The bored-at-work-network

Founder Jonah Peretti had an incident long before Buzzfeed where he used Nike’s personalised trainer service and asked for the word ‘sweatshop’ to be emblazoned across the shoe. 

This lead to a hilarious series of emails ending with Peretti’s appearance on Fox News and a Nike executive imploring that he will make sure the sweatshops are closed.

Peretti had just sent the emails to a few close friends, they shared the emails with their friends and pretty soon more than 1m people had seen the exchange. 

In wondering how this all of this happened Peretti recognised that most of us have very sedentary jobs, we work in offices, we have computers, we’re online. We also like to take regular two to five minute breaks from work to read small pieces of content. 

It’s easily digestible narratives such as the above, which can be easily shared and absorbed in no time at all.

Although Buzzfeed began as a content curation network, founded on a healthy collection of Gifs and memes…

… it has recently moved into harder news with a strong editorial voice, opened offices around the world in order to localise that news and content and will begin producing its own feature films in the near future.

The third age of the internet

Buzzfeed is a site built perfectly for the third age of the internet. If the first age was mainly portal based (standalone websites that mimicked magazines you find on newsstands) and the second age was based on search (creating content that was favoured by search engines) the third age is social.

The internet is now increasingly mobile, personalised and adaptive, and based on a series of small networks filled with humans who connect with each other and share content and information.

This has huge implications for marketers and brands.

Since the latter half of 2013, social referrals are far outstripping search. Brands need to think in a social way, as people are now the major source of referral.

The way that internet users consume ads has also completely changed. Display advertising, homepage takeovers and banner ads are all becoming irrelevant. Particularly as mobile internet use is increasing.

How can marketers attract consumers on the social web?

People now use social networks as a source of information, rather than just a means to express themselves.

As an example, more than 50% of users see Facebook as a source of entertainment.
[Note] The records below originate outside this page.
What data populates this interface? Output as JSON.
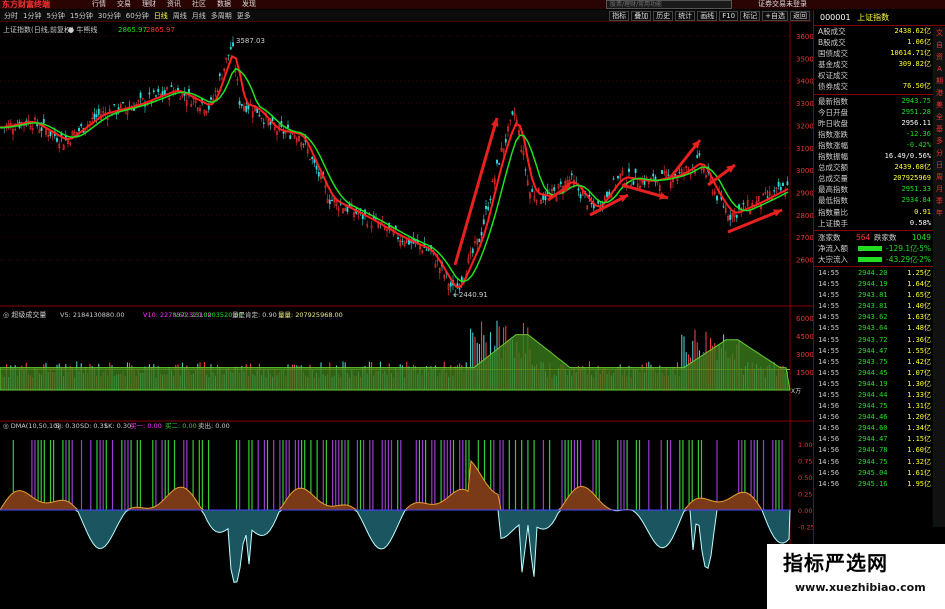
{
  "app": {
    "logo": "东方财富终端",
    "menu": [
      "行情",
      "交易",
      "理财",
      "资讯",
      "社区",
      "数据",
      "发现"
    ],
    "search_placeholder": "股票/理财/常用功能",
    "login": "证券交易未登录"
  },
  "toolbar": {
    "periods": [
      "分时",
      "1分钟",
      "5分钟",
      "15分钟",
      "30分钟",
      "60分钟",
      "日线",
      "周线",
      "月线",
      "多周期",
      "更多"
    ],
    "selected": "日线",
    "tools": [
      "指标",
      "叠加",
      "历史",
      "统计",
      "画线",
      "F10",
      "标记",
      "+自选",
      "返回"
    ]
  },
  "main": {
    "title": "上证指数(日线,前复权)",
    "ma_name": "牛熊线",
    "ma_value": "2865.97",
    "extra_value": "2865.97",
    "high_label": "3587.03",
    "low_label": "2440.91",
    "y_ticks": [
      "3600",
      "3500",
      "3400",
      "3300",
      "3200",
      "3100",
      "3000",
      "2900",
      "2800",
      "2700",
      "2600"
    ]
  },
  "volume": {
    "title": "超级成交量",
    "v5": "V5: 2184130880.00",
    "v10": "V10: 2278372320.00",
    "v60": "V60: 2310203520.00",
    "vlabel": "量是肯定: 0.90",
    "lvlabel": "量量: 207925968.00",
    "y_ticks": [
      "60000",
      "45000",
      "30000",
      "15000"
    ],
    "unit": "X万"
  },
  "dma": {
    "title": "DMA(10,50,10)",
    "sj": "SJ: 0.30",
    "sd": "SD: 0.31",
    "sk": "SK: 0.30",
    "buy1": "买一: 0.00",
    "buy2": "买二: 0.00",
    "sell": "卖出: 0.00",
    "y_ticks": [
      "1.00",
      "0.75",
      "0.50",
      "0.25",
      "0.00",
      "-0.25"
    ]
  },
  "quote": {
    "code": "000001",
    "name": "上证指数",
    "rows": [
      {
        "label": "A股成交",
        "value": "2438.62亿",
        "color": "#ff3"
      },
      {
        "label": "B股成交",
        "value": "1.06亿",
        "color": "#ff3"
      },
      {
        "label": "国债成交",
        "value": "10614.71亿",
        "color": "#ff3"
      },
      {
        "label": "基金成交",
        "value": "309.82亿",
        "color": "#ff3"
      },
      {
        "label": "权证成交",
        "value": "",
        "color": "#ff3"
      },
      {
        "label": "债券成交",
        "value": "76.50亿",
        "color": "#ff3"
      }
    ],
    "rows2": [
      {
        "label": "最新指数",
        "value": "2943.75",
        "color": "#2d2"
      },
      {
        "label": "今日开盘",
        "value": "2951.28",
        "color": "#2d2"
      },
      {
        "label": "昨日收盘",
        "value": "2956.11",
        "color": "#fff"
      },
      {
        "label": "指数涨跌",
        "value": "-12.36",
        "color": "#2d2"
      },
      {
        "label": "指数涨幅",
        "value": "-0.42%",
        "color": "#2d2"
      },
      {
        "label": "指数振幅",
        "value": "16.49/0.56%",
        "color": "#fff"
      },
      {
        "label": "总成交额",
        "value": "2439.68亿",
        "color": "#ff3"
      },
      {
        "label": "总成交量",
        "value": "207925969",
        "color": "#ff3"
      },
      {
        "label": "最高指数",
        "value": "2951.33",
        "color": "#2d2"
      },
      {
        "label": "最低指数",
        "value": "2934.84",
        "color": "#2d2"
      },
      {
        "label": "指数量比",
        "value": "0.91",
        "color": "#ff3"
      },
      {
        "label": "上证换手",
        "value": "0.58%",
        "color": "#fff"
      }
    ],
    "breadth": {
      "up_label": "涨家数",
      "up": "564",
      "down_label": "跌家数",
      "down": "1049"
    },
    "flow": [
      {
        "label": "净流入额",
        "value": "-129.1亿",
        "pct": "-5%"
      },
      {
        "label": "大宗流入",
        "value": "-43.29亿",
        "pct": "-2%"
      }
    ],
    "ticks": [
      {
        "t": "14:55",
        "p": "2944.20",
        "v": "1.25亿"
      },
      {
        "t": "14:55",
        "p": "2944.19",
        "v": "1.64亿"
      },
      {
        "t": "14:55",
        "p": "2943.81",
        "v": "1.65亿"
      },
      {
        "t": "14:55",
        "p": "2943.81",
        "v": "1.40亿"
      },
      {
        "t": "14:55",
        "p": "2943.62",
        "v": "1.63亿"
      },
      {
        "t": "14:55",
        "p": "2943.64",
        "v": "1.48亿"
      },
      {
        "t": "14:55",
        "p": "2943.72",
        "v": "1.36亿"
      },
      {
        "t": "14:55",
        "p": "2944.47",
        "v": "1.55亿"
      },
      {
        "t": "14:55",
        "p": "2943.75",
        "v": "1.42亿"
      },
      {
        "t": "14:55",
        "p": "2944.45",
        "v": "1.07亿"
      },
      {
        "t": "14:55",
        "p": "2944.19",
        "v": "1.30亿"
      },
      {
        "t": "14:55",
        "p": "2944.44",
        "v": "1.33亿"
      },
      {
        "t": "14:56",
        "p": "2944.75",
        "v": "1.31亿"
      },
      {
        "t": "14:56",
        "p": "2944.46",
        "v": "1.20亿"
      },
      {
        "t": "14:56",
        "p": "2944.60",
        "v": "1.34亿"
      },
      {
        "t": "14:56",
        "p": "2944.47",
        "v": "1.15亿"
      },
      {
        "t": "14:56",
        "p": "2944.78",
        "v": "1.60亿"
      },
      {
        "t": "14:56",
        "p": "2944.75",
        "v": "1.32亿"
      },
      {
        "t": "14:56",
        "p": "2945.04",
        "v": "1.61亿"
      },
      {
        "t": "14:56",
        "p": "2945.16",
        "v": "1.95亿"
      }
    ]
  },
  "sidebar": [
    "文",
    "自",
    "资",
    "A",
    "期",
    "港",
    "美",
    "全",
    "基",
    "多",
    "分",
    "日",
    "周",
    "月",
    "季",
    "年"
  ],
  "watermark": {
    "title": "指标严选网",
    "url": "www.xuezhibiao.com"
  }
}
More than 45% of users see Facebook as a means of discovering content.

Traditional publishers spend most of their time thinking about what they’re going to say and about 5% on where the content will be placed. Buzzfeed spends 50% of its time concentrating on where its content will be best seeded, read and shared.


There are some core values that Buzzfeed uses to make sure that its content is relevant and shareable.

  • Identity: content reflects the reader’s identity, what they express through sharing content is how they’d like to be perceived.
  • Inspirational: readers want to show that they have an interest in the real human world and that they can provoke a positive emotional reaction.
  • Information: telling people something they didn’t already know.
  • Humour: everyone wants to look funny.
  • Human rights: we want to show that we’re empathetic, caring people with a heart.

Curation is narration

People are curating their own content more than ever. They’re using social feeds as a source of information and building their own personal narrative by cherry-picking the most relevant content that reflects them the best.

When we’re gathering up these units of social currency, we’re telling the story of ourselves. About the person who we are, and about the person we want to be.

The commandments of being interesting

Here is Buzzfeed’s advice for brands in the social web…

For a long time marketers have operated in a one-to-many communication system. This is no longer true, now it’s many-to-many. We engage with people across the world as if we’re sitting next to them on the bus, and this only works if we’re not constantly talking about ourselves all the time. Nobody wants to hear it.

This causes a great deal of tension, where marketers understand that they must engage personally with individuals, however everything they’ve been taught in the past is the opposite of that.

Brands need to be brave. Social content first and foremost must offer value to the reader, it must be meaningful and not all about the actual brand behind it.

As the head of your brand, you might not actually be the expert, you may not even be the brand. If you’re 50 year-old male executive wanting to create something that will make 14 year old girls laugh, you’re probably not the best person for this. Integrity is everything.

Everyone’s an editor. We have a huge amount of channels where we can self-select the things that entertain us, you’re not going to get anywhere if your content isn’t of the highest quality and relevance.